Kidding aside, I think I’m still very Filipino (i.e. tame) in explaining the above. If you want to see how the finance gurus in the US give their bombastic explanations, here are a couple of short videos you may wish to watch. ?
Cheers to high FQ!
1. MOM AND SON PODCAST – SEASON 3 EPISODE 9 (TRAVEL TIPS)
How do you make the most out of every peso you spend when you travel? People say that traveling is something you spend on that actually makes you richer. What does this mean? Join us as we discuss some of our FQ tips when it comes to traveling and why we believe it is an important activity to save up for and practice wisely!
Stream the episode now using these links:
(originally uploaded in Anton Fausto’s YouTube channel: https://youtu.be/yEyYnP1GXu4)
2. Thanks to those who already bought the FQ Book, especially to those who took the time out to send me their feedback. Your feedback is food for my soul. To those who have not gotten their copy yet, here’s a short preview of FQ: The nth Intelligence
Rose Fres Fausto is a speaker and author of bestselling books Raising Pinoy Boys and The Retelling of The Richest Man in Babylon (English and Filipino versions). Click this link to read samples – Books of FQ Mom. She is a Behavioral Economist, Certified Gallup Strengths Coach and the grand prize winner of the first Sinag Financial Literacy Digital Journalism Awards. Follow her on Facebook & YouTube as FQ Mom, and Twitter & Instagram as theFQMom. Her latest book is FQ: The nth Intelligence.
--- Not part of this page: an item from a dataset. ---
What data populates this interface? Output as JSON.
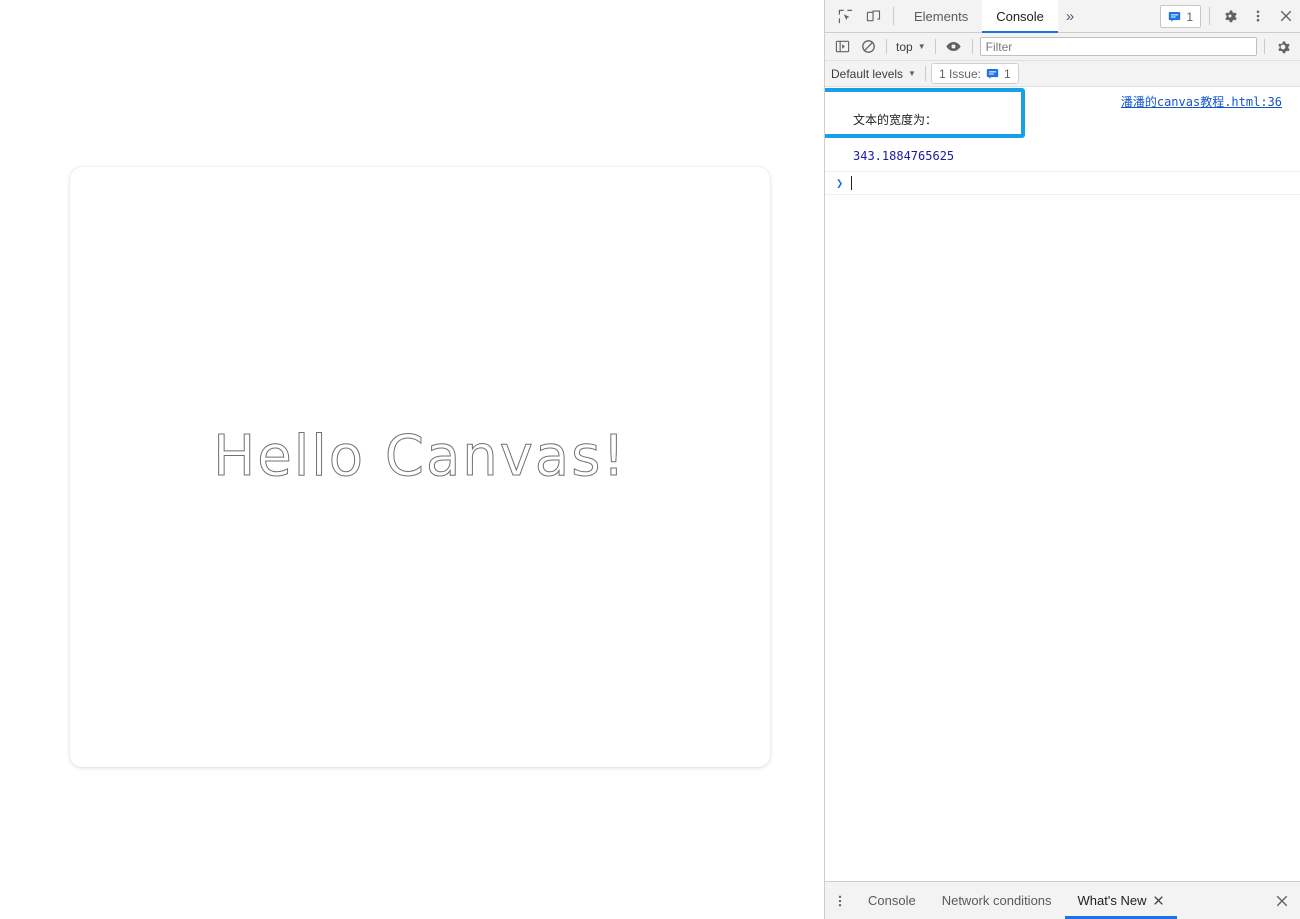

IMAGES ATTRIBUTION: Photos from photos.com by Getty Images (AndreaObzerova), bankbazaarinsurance.com, and canva.com, modified and used to help deliver the message of the article.